    For cavalry keep the squadrons at two stands, otherwise how will you keep track of formations. If that means fewer squadrons on the table so be it.

    Thanks for sharing

    1. Hi Dave, splitting the stands is what I have done for regulars who can fight either way. Its the irregular types that I have been pondering. They accidently become as powerful as line infantry if they are formed base to base. A wider frontage might have solved that but I have ended up throwing in a modifier instead.

      I kind of like the single skirmishers but we had issues with the single skirmishers being unable to operate on the steep hills! They also suffer from an issue shared with the split stands: confusing gamers at conventions when they needs to determine how many dice to throw.

      I had been counting each cavalry stand as 1 squadron and operating as a regiment of 3 or 4 squadrons but after playing with the options today, I'm going just the way you suggest with 2 x 2 figure stands as a rather oversize squadron making each stand a troops That will give them more effect in combat as well as being able to change formation.

      Thanks for the comments.
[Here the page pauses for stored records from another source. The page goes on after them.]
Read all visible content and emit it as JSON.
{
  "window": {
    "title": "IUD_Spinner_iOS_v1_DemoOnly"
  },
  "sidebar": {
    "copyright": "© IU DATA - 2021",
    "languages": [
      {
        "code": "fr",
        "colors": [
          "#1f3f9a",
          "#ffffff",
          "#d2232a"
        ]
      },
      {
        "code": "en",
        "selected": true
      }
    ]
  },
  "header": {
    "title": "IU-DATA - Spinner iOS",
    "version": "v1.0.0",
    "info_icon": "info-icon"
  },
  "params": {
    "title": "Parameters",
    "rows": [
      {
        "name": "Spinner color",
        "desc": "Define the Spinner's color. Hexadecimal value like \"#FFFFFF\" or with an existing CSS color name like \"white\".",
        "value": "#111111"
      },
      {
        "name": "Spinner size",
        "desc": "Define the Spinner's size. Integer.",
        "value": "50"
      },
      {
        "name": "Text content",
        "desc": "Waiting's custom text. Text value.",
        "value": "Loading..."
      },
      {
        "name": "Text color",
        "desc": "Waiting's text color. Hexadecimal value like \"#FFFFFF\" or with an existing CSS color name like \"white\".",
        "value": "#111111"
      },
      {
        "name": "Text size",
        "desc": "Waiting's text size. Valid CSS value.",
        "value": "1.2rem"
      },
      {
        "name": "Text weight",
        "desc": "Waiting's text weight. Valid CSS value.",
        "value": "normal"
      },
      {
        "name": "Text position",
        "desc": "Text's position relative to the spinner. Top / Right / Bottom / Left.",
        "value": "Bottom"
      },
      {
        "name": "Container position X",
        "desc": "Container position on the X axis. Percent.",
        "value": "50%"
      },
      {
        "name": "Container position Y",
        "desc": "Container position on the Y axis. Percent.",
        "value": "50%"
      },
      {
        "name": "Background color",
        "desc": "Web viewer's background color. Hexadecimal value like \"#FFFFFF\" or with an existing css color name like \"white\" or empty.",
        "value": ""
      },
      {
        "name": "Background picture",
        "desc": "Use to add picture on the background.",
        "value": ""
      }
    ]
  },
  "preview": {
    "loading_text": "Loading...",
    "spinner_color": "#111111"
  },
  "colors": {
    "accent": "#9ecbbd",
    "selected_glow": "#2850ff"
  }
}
Good to get other views, esp when some agree!

  3. Ross,

    I don't recall if we used them when we played at my place, but I have my skirmishers on single depth 4" wide stands, which allows for them to "double up" (i.e., one behind another) to form a "single close-order" (but double wide) stand for melee. Might something like this work for you?

    -- Jeff